**Directions**
Listed below are entries; give the number of lines among them that include "screenshot", and only that number.

**Available data**
╭──

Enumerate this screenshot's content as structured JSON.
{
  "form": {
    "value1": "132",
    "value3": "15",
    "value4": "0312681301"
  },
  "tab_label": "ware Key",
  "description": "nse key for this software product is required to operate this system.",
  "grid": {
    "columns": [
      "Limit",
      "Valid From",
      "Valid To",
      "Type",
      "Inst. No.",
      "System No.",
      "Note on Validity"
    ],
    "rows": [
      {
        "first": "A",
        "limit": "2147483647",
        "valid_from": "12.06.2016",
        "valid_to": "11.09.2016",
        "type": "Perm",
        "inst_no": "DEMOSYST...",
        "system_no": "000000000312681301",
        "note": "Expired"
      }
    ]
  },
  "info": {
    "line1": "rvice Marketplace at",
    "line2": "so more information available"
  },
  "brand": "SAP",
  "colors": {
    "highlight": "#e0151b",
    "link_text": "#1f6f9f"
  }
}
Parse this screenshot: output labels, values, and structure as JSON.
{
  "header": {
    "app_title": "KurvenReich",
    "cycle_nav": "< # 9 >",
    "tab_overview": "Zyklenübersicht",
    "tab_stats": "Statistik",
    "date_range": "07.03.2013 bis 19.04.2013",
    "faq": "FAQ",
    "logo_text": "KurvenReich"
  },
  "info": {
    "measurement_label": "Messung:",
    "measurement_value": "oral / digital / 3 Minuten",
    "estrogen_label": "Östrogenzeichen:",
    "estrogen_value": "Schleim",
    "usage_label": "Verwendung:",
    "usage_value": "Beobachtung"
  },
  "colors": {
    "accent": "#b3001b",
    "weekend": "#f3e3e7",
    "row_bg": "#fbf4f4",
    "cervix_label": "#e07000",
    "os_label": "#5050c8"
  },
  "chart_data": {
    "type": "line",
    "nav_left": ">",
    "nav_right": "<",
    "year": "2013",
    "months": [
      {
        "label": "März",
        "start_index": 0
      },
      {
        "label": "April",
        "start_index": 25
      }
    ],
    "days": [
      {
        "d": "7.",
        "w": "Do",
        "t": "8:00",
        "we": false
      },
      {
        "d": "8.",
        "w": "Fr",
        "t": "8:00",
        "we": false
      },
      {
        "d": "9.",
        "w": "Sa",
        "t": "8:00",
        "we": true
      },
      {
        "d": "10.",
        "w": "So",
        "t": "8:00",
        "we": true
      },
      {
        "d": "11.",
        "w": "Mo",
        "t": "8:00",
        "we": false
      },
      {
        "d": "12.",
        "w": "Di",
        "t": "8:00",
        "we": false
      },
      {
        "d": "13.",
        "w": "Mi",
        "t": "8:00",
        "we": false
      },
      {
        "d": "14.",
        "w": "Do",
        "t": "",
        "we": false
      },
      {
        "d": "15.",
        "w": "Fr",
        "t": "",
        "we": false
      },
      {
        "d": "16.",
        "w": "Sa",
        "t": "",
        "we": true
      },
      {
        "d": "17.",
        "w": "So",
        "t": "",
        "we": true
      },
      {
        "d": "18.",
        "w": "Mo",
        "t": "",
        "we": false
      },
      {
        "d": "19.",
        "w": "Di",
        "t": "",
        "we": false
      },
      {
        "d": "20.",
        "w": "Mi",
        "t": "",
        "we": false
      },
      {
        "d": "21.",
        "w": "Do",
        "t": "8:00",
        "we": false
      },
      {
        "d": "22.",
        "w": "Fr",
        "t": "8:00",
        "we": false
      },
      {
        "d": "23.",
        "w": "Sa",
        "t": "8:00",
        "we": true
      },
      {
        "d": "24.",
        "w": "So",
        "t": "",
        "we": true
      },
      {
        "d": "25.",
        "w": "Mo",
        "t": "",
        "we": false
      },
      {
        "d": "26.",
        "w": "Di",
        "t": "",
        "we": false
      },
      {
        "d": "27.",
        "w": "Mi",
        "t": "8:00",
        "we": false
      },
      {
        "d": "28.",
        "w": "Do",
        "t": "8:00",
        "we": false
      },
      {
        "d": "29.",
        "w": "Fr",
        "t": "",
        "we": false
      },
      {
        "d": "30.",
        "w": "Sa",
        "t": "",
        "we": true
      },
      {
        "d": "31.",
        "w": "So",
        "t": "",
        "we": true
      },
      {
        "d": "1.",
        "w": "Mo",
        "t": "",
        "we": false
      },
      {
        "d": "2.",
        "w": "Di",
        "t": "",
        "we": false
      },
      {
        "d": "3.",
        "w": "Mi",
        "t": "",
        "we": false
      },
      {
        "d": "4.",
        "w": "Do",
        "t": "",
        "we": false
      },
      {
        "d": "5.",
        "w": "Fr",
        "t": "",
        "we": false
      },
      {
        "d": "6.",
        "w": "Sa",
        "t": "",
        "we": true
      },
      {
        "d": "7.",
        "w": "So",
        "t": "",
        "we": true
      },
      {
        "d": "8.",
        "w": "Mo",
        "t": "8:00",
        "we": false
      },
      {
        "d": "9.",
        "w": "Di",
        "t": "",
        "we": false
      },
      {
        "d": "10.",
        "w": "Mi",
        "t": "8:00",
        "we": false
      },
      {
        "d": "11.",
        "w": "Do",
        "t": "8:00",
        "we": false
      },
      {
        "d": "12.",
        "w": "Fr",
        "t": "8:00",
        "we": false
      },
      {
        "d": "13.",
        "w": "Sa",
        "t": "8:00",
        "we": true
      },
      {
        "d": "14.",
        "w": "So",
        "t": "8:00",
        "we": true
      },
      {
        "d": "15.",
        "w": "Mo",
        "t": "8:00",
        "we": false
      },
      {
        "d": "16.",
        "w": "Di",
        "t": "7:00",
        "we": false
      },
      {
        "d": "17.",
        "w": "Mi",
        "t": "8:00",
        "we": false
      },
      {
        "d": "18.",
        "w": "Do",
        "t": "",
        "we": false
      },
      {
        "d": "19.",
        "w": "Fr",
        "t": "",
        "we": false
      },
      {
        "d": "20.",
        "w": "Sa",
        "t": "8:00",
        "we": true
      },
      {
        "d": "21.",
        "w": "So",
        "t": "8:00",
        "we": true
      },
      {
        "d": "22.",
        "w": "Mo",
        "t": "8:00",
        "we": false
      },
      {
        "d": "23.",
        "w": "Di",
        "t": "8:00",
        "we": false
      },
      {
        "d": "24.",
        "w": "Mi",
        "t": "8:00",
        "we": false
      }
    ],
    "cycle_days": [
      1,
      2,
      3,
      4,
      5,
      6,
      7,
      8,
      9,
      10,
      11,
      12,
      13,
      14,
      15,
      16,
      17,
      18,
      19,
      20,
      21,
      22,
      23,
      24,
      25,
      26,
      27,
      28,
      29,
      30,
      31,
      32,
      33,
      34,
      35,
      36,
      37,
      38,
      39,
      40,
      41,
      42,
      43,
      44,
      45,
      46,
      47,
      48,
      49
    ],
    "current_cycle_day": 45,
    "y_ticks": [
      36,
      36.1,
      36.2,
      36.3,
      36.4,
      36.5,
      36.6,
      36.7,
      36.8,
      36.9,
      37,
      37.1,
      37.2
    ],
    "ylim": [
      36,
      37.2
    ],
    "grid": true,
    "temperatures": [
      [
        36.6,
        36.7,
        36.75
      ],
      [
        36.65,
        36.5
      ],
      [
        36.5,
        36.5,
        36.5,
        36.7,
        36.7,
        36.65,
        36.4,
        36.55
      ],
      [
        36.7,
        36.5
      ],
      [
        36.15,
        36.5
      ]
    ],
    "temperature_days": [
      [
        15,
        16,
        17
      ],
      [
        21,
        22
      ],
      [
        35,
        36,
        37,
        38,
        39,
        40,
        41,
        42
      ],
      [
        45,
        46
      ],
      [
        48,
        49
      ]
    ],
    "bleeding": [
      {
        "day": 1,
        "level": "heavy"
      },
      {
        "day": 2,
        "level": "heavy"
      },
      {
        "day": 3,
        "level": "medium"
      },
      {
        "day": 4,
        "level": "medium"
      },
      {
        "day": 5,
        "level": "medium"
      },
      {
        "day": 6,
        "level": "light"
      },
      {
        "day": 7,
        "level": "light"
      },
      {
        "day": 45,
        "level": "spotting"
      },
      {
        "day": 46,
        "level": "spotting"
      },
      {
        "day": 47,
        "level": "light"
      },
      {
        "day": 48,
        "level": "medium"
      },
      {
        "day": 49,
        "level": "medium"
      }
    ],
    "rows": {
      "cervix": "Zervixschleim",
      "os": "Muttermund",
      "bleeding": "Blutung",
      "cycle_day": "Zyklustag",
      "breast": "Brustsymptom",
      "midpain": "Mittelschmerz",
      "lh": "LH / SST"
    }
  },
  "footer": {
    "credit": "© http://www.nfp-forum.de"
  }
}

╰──

**Response box**
2